What struck me about the sign on that store, and on many other stores in Iraq, was the English word “supermarket.” The only people in Saqlawiya who find English helpful are the Marines. And me.
I’ve seen this far beyond Iraq. Even in small towns in Libya – one of the most closed societies in the world – I found store signs in English. The amount of English in a genuinely cosmopolitan city like Beirut is even more striking, though no longer surprising. Beirut, at least, has a huge tourist industry. Imagine how differently you would think about Arabic civilization if small towns in Kansas and Nebraska – not to mention large cities like New York and Chicago – had storefront signs in the Arabic language even though no Arabs live there. Perhaps the word “imperialism” wouldn’t seem so much like a stretch. Of course no one forces Iraqis or Libyans to put English words on their signs, so it’s telling that they do so anyway, and that they did not choose Chinese or Russian.

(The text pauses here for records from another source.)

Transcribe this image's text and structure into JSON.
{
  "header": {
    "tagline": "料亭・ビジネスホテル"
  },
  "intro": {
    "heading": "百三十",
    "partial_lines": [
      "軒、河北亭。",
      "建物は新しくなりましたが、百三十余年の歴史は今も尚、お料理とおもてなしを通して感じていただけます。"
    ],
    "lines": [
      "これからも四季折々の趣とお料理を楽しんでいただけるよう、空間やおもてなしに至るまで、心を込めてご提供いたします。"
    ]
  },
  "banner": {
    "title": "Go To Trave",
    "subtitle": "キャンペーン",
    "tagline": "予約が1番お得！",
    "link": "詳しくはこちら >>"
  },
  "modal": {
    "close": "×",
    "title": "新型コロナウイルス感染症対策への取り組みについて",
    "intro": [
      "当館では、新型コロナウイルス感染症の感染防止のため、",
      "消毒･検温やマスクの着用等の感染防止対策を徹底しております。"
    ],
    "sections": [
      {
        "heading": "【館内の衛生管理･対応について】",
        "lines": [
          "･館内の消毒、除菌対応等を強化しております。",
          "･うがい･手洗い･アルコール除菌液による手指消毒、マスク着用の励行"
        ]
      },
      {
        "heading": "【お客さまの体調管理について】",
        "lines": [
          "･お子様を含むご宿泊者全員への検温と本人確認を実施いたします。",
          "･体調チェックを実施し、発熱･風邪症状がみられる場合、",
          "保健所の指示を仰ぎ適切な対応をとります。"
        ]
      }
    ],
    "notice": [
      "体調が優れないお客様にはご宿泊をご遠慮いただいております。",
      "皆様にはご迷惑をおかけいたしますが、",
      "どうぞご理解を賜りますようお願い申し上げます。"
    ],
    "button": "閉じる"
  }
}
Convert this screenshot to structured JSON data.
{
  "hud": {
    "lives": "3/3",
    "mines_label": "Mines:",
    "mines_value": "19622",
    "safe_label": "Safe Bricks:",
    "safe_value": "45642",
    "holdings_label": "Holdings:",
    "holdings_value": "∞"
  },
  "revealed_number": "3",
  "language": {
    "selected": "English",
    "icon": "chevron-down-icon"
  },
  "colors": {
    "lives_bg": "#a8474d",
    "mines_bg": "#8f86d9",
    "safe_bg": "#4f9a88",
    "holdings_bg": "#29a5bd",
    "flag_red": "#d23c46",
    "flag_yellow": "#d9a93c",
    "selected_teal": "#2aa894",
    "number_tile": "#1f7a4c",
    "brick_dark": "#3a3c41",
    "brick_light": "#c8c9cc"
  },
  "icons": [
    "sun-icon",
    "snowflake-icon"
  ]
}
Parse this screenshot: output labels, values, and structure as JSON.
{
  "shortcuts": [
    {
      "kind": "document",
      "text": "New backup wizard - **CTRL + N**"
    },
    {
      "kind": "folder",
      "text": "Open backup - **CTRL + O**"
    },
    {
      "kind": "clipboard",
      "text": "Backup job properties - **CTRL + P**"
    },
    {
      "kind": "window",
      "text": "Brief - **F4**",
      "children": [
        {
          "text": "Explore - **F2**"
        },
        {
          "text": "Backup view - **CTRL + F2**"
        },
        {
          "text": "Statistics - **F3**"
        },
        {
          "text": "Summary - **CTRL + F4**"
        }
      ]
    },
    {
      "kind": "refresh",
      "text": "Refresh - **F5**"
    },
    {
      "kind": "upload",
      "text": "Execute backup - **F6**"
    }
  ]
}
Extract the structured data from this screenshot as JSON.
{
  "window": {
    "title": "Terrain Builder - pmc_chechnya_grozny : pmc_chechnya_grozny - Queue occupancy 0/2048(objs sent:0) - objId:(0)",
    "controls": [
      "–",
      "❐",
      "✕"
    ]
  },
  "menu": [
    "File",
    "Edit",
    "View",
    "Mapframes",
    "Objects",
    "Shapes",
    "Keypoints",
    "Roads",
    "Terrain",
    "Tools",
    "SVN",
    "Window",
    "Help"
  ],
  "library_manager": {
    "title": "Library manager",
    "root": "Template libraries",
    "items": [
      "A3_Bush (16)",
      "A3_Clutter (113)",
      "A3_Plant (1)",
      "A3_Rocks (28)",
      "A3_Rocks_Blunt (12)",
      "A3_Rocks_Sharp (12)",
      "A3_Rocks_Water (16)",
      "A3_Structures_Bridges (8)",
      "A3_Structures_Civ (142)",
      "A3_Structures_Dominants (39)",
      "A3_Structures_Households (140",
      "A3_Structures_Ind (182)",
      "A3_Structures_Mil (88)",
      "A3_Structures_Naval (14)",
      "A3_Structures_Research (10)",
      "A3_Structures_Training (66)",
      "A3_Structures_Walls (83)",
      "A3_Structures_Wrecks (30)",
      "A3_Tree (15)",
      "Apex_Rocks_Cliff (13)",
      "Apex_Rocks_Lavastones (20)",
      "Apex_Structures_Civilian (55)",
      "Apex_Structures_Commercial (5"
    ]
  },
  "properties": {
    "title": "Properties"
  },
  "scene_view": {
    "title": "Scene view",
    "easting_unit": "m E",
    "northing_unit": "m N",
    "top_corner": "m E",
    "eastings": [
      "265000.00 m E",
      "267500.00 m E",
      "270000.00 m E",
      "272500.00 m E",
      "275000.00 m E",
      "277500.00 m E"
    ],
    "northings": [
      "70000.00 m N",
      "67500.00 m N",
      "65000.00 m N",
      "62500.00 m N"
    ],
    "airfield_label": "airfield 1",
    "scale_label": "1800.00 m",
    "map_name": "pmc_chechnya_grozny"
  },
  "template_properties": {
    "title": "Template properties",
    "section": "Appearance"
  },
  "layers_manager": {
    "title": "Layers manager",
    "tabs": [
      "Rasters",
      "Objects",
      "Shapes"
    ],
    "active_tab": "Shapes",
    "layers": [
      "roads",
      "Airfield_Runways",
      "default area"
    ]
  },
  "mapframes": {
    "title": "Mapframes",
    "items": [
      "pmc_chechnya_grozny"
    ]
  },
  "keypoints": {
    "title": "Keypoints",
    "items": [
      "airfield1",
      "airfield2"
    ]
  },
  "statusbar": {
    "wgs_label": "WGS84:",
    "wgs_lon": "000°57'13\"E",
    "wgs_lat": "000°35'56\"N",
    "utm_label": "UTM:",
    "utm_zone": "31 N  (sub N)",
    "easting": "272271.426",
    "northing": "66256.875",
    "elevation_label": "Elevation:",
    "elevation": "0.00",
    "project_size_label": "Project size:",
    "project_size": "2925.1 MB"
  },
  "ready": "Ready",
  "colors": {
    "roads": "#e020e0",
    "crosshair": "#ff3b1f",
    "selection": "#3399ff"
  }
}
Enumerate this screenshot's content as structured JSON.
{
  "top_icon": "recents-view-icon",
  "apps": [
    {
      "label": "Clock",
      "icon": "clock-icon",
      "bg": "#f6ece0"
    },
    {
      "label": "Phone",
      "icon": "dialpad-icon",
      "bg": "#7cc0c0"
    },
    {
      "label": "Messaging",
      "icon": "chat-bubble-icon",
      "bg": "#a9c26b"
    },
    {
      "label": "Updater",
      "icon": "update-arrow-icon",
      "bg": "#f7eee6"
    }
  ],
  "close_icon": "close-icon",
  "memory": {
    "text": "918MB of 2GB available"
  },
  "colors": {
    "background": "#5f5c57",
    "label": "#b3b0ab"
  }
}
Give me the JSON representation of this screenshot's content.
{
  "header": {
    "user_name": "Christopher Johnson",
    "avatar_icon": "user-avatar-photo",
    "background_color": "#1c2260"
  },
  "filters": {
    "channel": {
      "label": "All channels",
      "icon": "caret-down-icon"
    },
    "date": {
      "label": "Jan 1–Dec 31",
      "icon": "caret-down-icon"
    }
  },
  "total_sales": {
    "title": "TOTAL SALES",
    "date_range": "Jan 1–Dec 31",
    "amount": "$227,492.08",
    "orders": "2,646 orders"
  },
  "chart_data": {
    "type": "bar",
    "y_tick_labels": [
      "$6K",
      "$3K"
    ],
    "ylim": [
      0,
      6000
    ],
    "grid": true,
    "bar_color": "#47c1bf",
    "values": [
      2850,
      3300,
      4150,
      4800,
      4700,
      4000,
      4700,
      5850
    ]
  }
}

I disagree with Michael’s use of the word ‘imperialism’ and I think he answers that point himself in the very next sentence. An even more demotic variation on the inexplicable prevalence of English puzzled me many years ago BB (Before Blogging). I spent some time in a few fairly rough parts of Croatia and one can hardly miss the prevalence of racist and sexist graffiti on the communist-era concrete tower blocks. The odd thing is that mixed in with the usually ‘Jebi Se’ varient epithets in Croatian, you will find floridly racist threats or extravagant anatomical references in more or less grammatically correct English. And this in an area that was not exactly a magnet for English speaking tourists, particularly in the middle of the then on-going war.
The huge number of people who speak English in Croatia can be easily explained by the ubiquity of satellite dishes, which is why I often referred to the local Croatian English dialect as MTV English. But that does not answer the question of why in a linguistically and ethnically homogeneous area (such as unlovely New Zagreb in Croatia or Saqlawiya in Iraq), people use written English when there is no commercial or political pressures to do so.